• _Task goal_: Select the lines of the records containing the word "tony" and list them.

Saved data entries:
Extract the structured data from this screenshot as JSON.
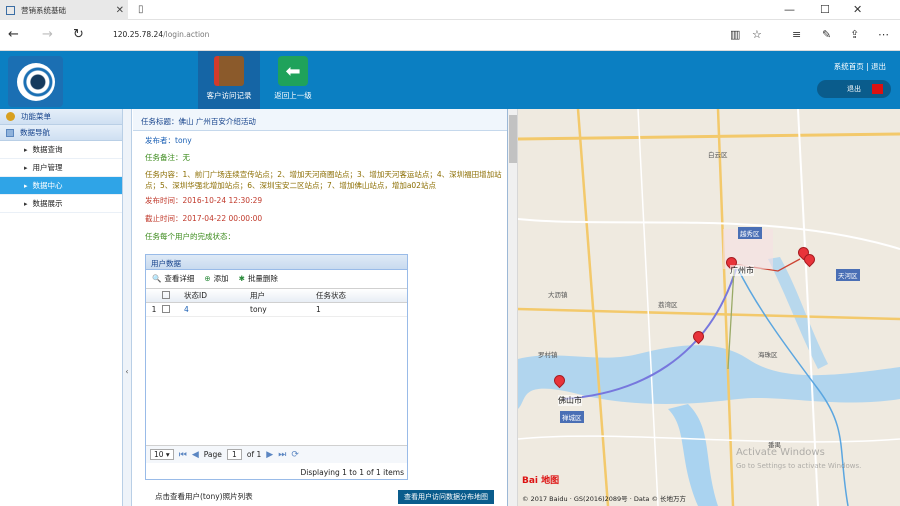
{
  "browser": {
    "tab_title": "营销系统基础",
    "url_host": "120.25.78.24",
    "url_path": "/login.action"
  },
  "header": {
    "visit_button": "客户访问记录",
    "back_button": "返回上一级",
    "links": "系统首页 | 退出",
    "logout": "退出"
  },
  "sidebar": {
    "menu_title": "功能菜单",
    "section_title": "数据导航",
    "items": [
      {
        "label": "数据查询"
      },
      {
        "label": "用户管理"
      },
      {
        "label": "数据中心"
      },
      {
        "label": "数据展示"
      }
    ]
  },
  "task": {
    "title": "任务标题：佛山 广州百安介绍活动",
    "publisher": "发布者：tony",
    "remark": "任务备注：无",
    "content": "任务内容：1、前门广场连续宣传站点；2、增加天河商圈站点；3、增加天河客运站点；4、深圳福田增加站点；5、深圳华强北增加站点；6、深圳宝安二区站点；7、增加佛山站点，增加a02站点",
    "published_time": "发布时间：2016-10-24 12:30:29",
    "end_time": "截止时间：2017-04-22 00:00:00",
    "users_status": "任务每个用户的完成状态："
  },
  "grid": {
    "title": "用户数据",
    "tools": [
      "查看详细",
      "添加",
      "批量删除"
    ],
    "columns": [
      "状态ID",
      "用户",
      "任务状态"
    ],
    "rows": [
      {
        "index": "1",
        "status_id": "4",
        "user": "tony",
        "task_status": "1"
      }
    ],
    "pager": {
      "page_size": "10",
      "page_label": "Page",
      "page_value": "1",
      "of_label": "of 1",
      "display": "Displaying 1 to 1 of 1 items"
    }
  },
  "photo_list": "点击查看用户(tony)照片列表",
  "tooltip": "查看用户访问数据分布地图",
  "map": {
    "labels": {
      "guangzhou": "广州市",
      "tianhe": "天河区",
      "foshan": "佛山市",
      "chancheng": "禅城区",
      "yuexiu": "越秀区",
      "baiyun": "白云区",
      "liwan": "荔湾区",
      "haizhu": "海珠区",
      "panyu": "番禺",
      "dali": "大沥镇",
      "luocun": "罗村镇"
    },
    "copyright": "© 2017 Baidu · GS(2016)2089号 · Data © 长地万方",
    "logo": "Bai 地图",
    "watermark": "Activate Windows",
    "watermark_sub": "Go to Settings to activate Windows."
  },
  "colors": {
    "header_blue": "#0b7fc2",
    "active_item": "#2fa4e7",
    "pin": "#e8333a"
  }
}
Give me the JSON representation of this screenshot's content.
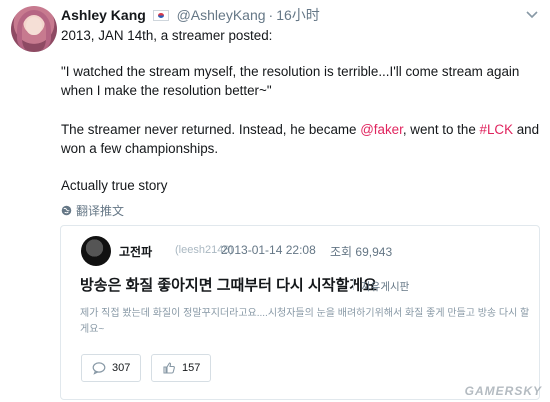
{
  "tweet": {
    "name": "Ashley Kang",
    "handle": "@AshleyKang",
    "time": "16小时",
    "paragraph1": "2013, JAN 14th, a streamer posted:",
    "paragraph2": "\"I watched the stream myself, the resolution is terrible...I'll come stream again when I make the resolution better~\"",
    "paragraph3_a": "The streamer never returned. Instead, he became ",
    "mention": "@faker",
    "paragraph3_b": ", went to the ",
    "hashtag": "#LCK",
    "paragraph3_c": " and won a few championships.",
    "paragraph4": "Actually true story",
    "translate_label": "翻译推文"
  },
  "card": {
    "author": "고전파",
    "author_handle": "(leesh2148)",
    "date": "2013-01-14 22:08",
    "views": "조회 69,943",
    "title": "방송은 화질 좋아지면 그때부터 다시 시작할게요",
    "board": "자유게시판",
    "text": "제가 직접 봤는데 화질이 정말꾸지더라고요....시청자들의 눈을 배려하기위해서 화질 좋게 만들고 방송 다시 할게요~",
    "comments": "307",
    "likes": "157"
  },
  "watermark": "GAMERSKY",
  "colors": {
    "link": "#e0245e",
    "secondary": "#657786",
    "border": "#e1e8ed"
  },
  "icons": [
    "chevron-down-icon",
    "globe-icon",
    "comment-icon",
    "like-icon",
    "korea-flag-icon"
  ]
}
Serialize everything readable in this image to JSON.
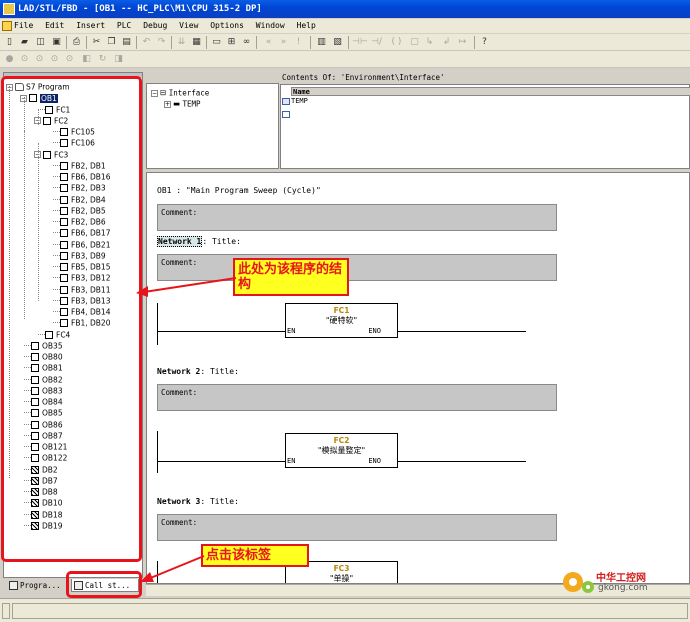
{
  "window": {
    "title": "LAD/STL/FBD  - [OB1 -- HC_PLC\\M1\\CPU 315-2 DP]"
  },
  "menu": [
    "File",
    "Edit",
    "Insert",
    "PLC",
    "Debug",
    "View",
    "Options",
    "Window",
    "Help"
  ],
  "tree": {
    "root": "S7 Program",
    "items": [
      {
        "label": "OB1",
        "level": 1,
        "exp": "-",
        "sel": true
      },
      {
        "label": "FC1",
        "level": 2
      },
      {
        "label": "FC2",
        "level": 2,
        "exp": "-"
      },
      {
        "label": "FC105",
        "level": 3
      },
      {
        "label": "FC106",
        "level": 3
      },
      {
        "label": "FC3",
        "level": 2,
        "exp": "-"
      },
      {
        "label": "FB2, DB1",
        "level": 3
      },
      {
        "label": "FB6, DB16",
        "level": 3
      },
      {
        "label": "FB2, DB3",
        "level": 3
      },
      {
        "label": "FB2, DB4",
        "level": 3
      },
      {
        "label": "FB2, DB5",
        "level": 3
      },
      {
        "label": "FB2, DB6",
        "level": 3
      },
      {
        "label": "FB6, DB17",
        "level": 3
      },
      {
        "label": "FB6, DB21",
        "level": 3
      },
      {
        "label": "FB3, DB9",
        "level": 3
      },
      {
        "label": "FB5, DB15",
        "level": 3
      },
      {
        "label": "FB3, DB12",
        "level": 3
      },
      {
        "label": "FB3, DB11",
        "level": 3
      },
      {
        "label": "FB3, DB13",
        "level": 3
      },
      {
        "label": "FB4, DB14",
        "level": 3
      },
      {
        "label": "FB1, DB20",
        "level": 3
      },
      {
        "label": "FC4",
        "level": 2
      },
      {
        "label": "OB35",
        "level": 1
      },
      {
        "label": "OB80",
        "level": 1
      },
      {
        "label": "OB81",
        "level": 1
      },
      {
        "label": "OB82",
        "level": 1
      },
      {
        "label": "OB83",
        "level": 1
      },
      {
        "label": "OB84",
        "level": 1
      },
      {
        "label": "OB85",
        "level": 1
      },
      {
        "label": "OB86",
        "level": 1
      },
      {
        "label": "OB87",
        "level": 1
      },
      {
        "label": "OB121",
        "level": 1
      },
      {
        "label": "OB122",
        "level": 1
      },
      {
        "label": "DB2",
        "level": 1,
        "db": true
      },
      {
        "label": "DB7",
        "level": 1,
        "db": true
      },
      {
        "label": "DB8",
        "level": 1,
        "db": true
      },
      {
        "label": "DB10",
        "level": 1,
        "db": true
      },
      {
        "label": "DB18",
        "level": 1,
        "db": true
      },
      {
        "label": "DB19",
        "level": 1,
        "db": true
      }
    ]
  },
  "tabs": {
    "program": "Progra...",
    "callstructure": "Call st..."
  },
  "interface": {
    "root": "Interface",
    "child": "TEMP",
    "contents_title": "Contents Of: 'Environment\\Interface'",
    "col_name": "Name",
    "rows": [
      "TEMP"
    ]
  },
  "editor": {
    "block_title": "OB1 :  \"Main Program Sweep (Cycle)\"",
    "comment_label": "Comment:",
    "networks": [
      {
        "label": "Network 1",
        "title": ": Title:",
        "fc": "FC1",
        "desc": "\"硬特软\""
      },
      {
        "label": "Network 2",
        "title": ": Title:",
        "fc": "FC2",
        "desc": "\"模拟量整定\""
      },
      {
        "label": "Network 3",
        "title": ": Title:",
        "fc": "FC3",
        "desc": "\"单操\""
      }
    ],
    "pin_en": "EN",
    "pin_eno": "ENO"
  },
  "annotations": {
    "structure": "此处为该程序的结构",
    "click_tab": "点击该标签"
  },
  "watermark": {
    "name": "中华工控网",
    "url": "gkong.com"
  },
  "colors": {
    "title_blue": "#0046d5",
    "annotation_red": "#e8141c",
    "annotation_yellow": "#ffff20",
    "fc_gold": "#b8860b"
  }
}
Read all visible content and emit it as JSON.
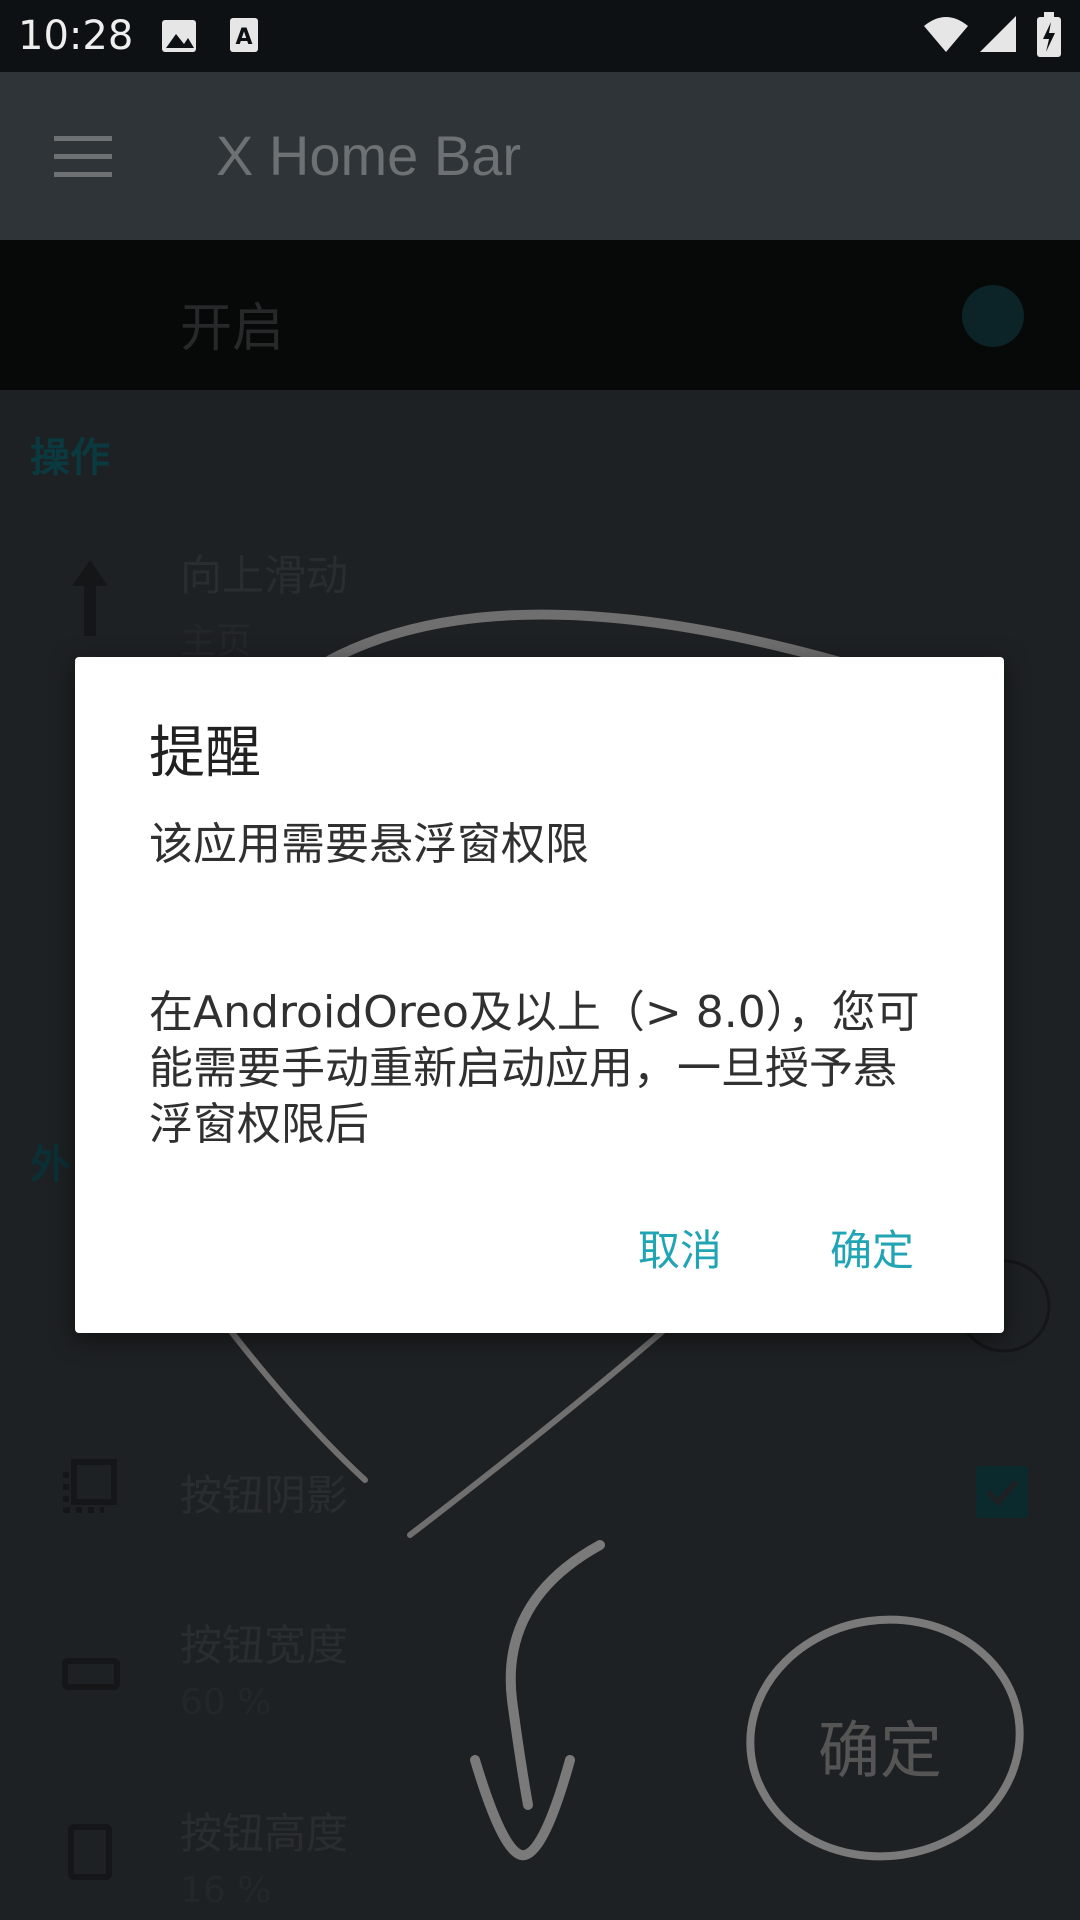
{
  "status_bar": {
    "time": "10:28"
  },
  "app_bar": {
    "title": "X Home Bar"
  },
  "settings": {
    "enable_label": "开启",
    "section_operations": "操作",
    "swipe_up_title": "向上滑动",
    "swipe_up_value": "主页",
    "section_appearance": "外",
    "button_shadow_title": "按钮阴影",
    "button_shadow_checked": true,
    "button_width_title": "按钮宽度",
    "button_width_value": "60 %",
    "button_height_title": "按钮高度",
    "button_height_value": "16 %"
  },
  "dialog": {
    "title": "提醒",
    "message": "该应用需要悬浮窗权限\n\n\n在AndroidOreo及以上（> 8.0），您可能需要手动重新启动应用，一旦授予悬浮窗权限后",
    "cancel_label": "取消",
    "ok_label": "确定"
  },
  "hint_overlay": {
    "label": "确定"
  },
  "colors": {
    "accent": "#21a5b5",
    "dialog_bg": "#ffffff",
    "status_bar": "#0d1113",
    "app_bar": "#2f3438"
  },
  "icons": [
    "image-icon",
    "a-letter-icon",
    "wifi-icon",
    "signal-icon",
    "battery-icon",
    "menu-icon",
    "arrow-up-icon",
    "shadow-icon",
    "width-icon",
    "height-icon",
    "checkbox-icon"
  ]
}
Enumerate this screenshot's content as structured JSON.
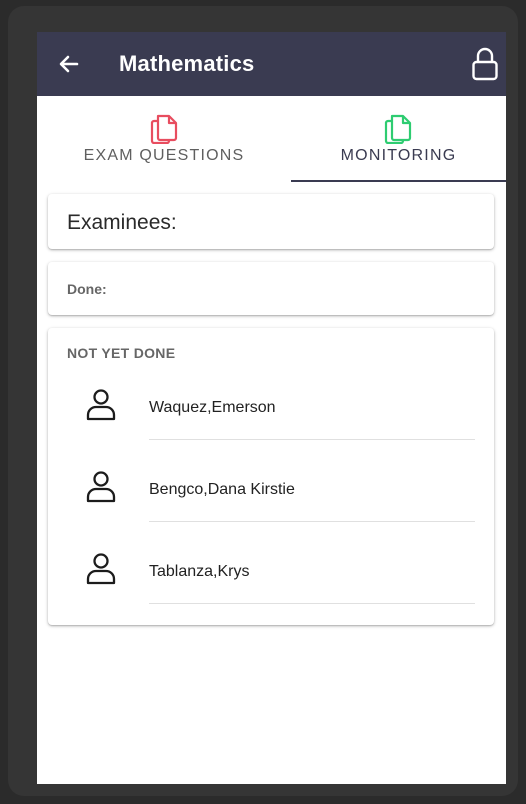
{
  "appbar": {
    "title": "Mathematics",
    "back_icon": "arrow-left-icon",
    "lock_icon": "lock-icon"
  },
  "tabs": [
    {
      "label": "EXAM QUESTIONS",
      "icon": "copy-icon",
      "icon_color": "#e84d5f",
      "selected": false
    },
    {
      "label": "MONITORING",
      "icon": "copy-icon",
      "icon_color": "#2ecc71",
      "selected": true
    }
  ],
  "colors": {
    "appbar": "#3a3b51",
    "exam_tab_icon": "#e84d5f",
    "monitoring_tab_icon": "#2ecc71"
  },
  "examinees_card": {
    "title": "Examinees:"
  },
  "done_card": {
    "label": "Done:"
  },
  "not_done_card": {
    "header": "NOT YET DONE",
    "examinees": [
      {
        "name": "Waquez,Emerson",
        "icon": "person-icon"
      },
      {
        "name": "Bengco,Dana Kirstie",
        "icon": "person-icon"
      },
      {
        "name": "Tablanza,Krys",
        "icon": "person-icon"
      }
    ]
  }
}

• _Response area_:
    "publisher": "发布者：tony",
        "user": "tony",
  "photo_list": "点击查看用户(tony)照片列表",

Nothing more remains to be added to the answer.